Looking at the abundance of produce we have, I know it is only a matter of time before the house will be smelling of chutney, too. We aren’t great jam eaters but a tree of tiny sharp apples (a cider variety, I think, but not far off being crabs) has me hankering to make some autumnal jellies just for a change and I’m picking and freezing the huge tomato red hips from the rogosa roses with a view to making a cordial. We don’t have quite the thuggery of Asturian nasturtiums here but I see enough seeds now to set about pickling them to use in place of capers. Our kitchen renovation might not be finished but I’m going to have to spend some time being busy in it, all the same.

This is also a wonderful time of year for some wild food foraging and I’m delighted that we don’t even have to leave the patch to enjoy some decent pickings. It’s a tremendous year for berries and the hedgerows are alight with vibrant shades of red as rowan, guelder rose, rosehips and hawthorn berries all jostle for attention. I’ve been picking and drying the latter for tea, acknowledging the health benefits they bring (they are a good heart tonic); I love hawthorn leaves and berries combined with lemon verbena, lavender and lemon balm and have decided to call the mix ‘Best Brew’.

In contrast to the riot of red, our blackthorn trees are hung with dusky blue sloes, strung along the thorny branches like pearls on a necklace. We haven’t made sloe gin for many years – it’s not something we normally drink – but this year is going to be an exception as Sam and Adrienne have booked to visit us from Norway for a few days in late December. I’m not shouting too loudly about it as I know there’s every chance the Covid situation could scupper their plans but it will be two years since we last saw them and to say I’m excited is an understatement; it will most certainly be a time of much laughter and good comfort food and what better way to toast some Yuletide happiness than with a nip or two of warming sloe gin?

Looking from our bedroom window earlier in the summer, I was puzzled to see what appeared to be a cascade of pink blossom in a large holly tree. Closer inspection proved it was exactly that: not holly, obviously, but a mass of bramble flowers tumbling from the top of the tree and literally shimmering with bee activity.
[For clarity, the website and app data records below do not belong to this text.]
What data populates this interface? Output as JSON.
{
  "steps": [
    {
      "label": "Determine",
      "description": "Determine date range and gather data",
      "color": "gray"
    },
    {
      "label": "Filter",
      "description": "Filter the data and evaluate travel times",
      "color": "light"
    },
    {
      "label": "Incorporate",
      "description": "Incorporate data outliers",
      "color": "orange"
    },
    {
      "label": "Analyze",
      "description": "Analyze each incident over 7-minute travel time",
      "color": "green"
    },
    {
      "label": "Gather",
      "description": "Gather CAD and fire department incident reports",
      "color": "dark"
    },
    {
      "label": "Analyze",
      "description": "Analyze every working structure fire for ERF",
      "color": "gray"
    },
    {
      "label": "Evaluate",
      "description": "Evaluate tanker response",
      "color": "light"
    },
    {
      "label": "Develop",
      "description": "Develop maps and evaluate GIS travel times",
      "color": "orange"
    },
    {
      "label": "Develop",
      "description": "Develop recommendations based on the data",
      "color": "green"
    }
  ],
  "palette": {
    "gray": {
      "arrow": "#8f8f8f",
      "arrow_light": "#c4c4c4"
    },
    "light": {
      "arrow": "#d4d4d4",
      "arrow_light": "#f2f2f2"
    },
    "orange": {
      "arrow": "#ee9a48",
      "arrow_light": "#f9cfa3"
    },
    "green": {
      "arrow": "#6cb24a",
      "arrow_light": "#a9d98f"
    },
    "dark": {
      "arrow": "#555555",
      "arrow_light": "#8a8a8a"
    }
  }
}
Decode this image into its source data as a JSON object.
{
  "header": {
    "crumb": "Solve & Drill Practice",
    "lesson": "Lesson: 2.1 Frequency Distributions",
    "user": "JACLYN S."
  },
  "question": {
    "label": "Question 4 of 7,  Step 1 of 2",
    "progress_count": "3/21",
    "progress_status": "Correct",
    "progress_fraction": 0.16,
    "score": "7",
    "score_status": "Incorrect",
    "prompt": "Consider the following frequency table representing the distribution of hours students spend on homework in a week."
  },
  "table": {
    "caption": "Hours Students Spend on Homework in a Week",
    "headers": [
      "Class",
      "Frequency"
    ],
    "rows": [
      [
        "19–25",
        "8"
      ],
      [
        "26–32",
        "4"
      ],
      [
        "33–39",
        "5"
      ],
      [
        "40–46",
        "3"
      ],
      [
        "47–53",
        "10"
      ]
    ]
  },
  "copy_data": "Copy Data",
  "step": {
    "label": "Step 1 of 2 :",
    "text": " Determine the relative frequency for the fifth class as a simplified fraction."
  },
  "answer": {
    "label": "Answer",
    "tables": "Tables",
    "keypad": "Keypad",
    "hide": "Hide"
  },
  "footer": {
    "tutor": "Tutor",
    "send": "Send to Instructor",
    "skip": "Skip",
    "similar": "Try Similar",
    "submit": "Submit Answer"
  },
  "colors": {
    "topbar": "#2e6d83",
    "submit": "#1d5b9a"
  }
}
Fast forward a couple of months and the cascade is now one of blackberries at the perfect stage for harvesting – well, those I can reach, at least! Is there a more iconic seasonal fruit? Their fruity scent wafts across the garden in the afternoon sunshine and for me, there is something quintessentially autumnal about their flavour and glossy fruits that brings to mind woodsmoke, mushrooms and leaves on the turn.

The flower garden is still full of colour but in a way that speaks of the changing season, too; the patches of annuals are thinning and fading, taller plants have started to bend and collapse, seed heads are fattening and popping while the likes of perennial rudbeckia, Michaelmas daisies and sedum send the butterflies into delirium. It’s a week of starry, owl-haunted nights followed by soft, misty mornings, full of the robin’s song and laced with dewy cobwebs. Summer is bowing out, autumn is tiptoeing onto stage and the garden has survived without me. Happy days, indeed. 😊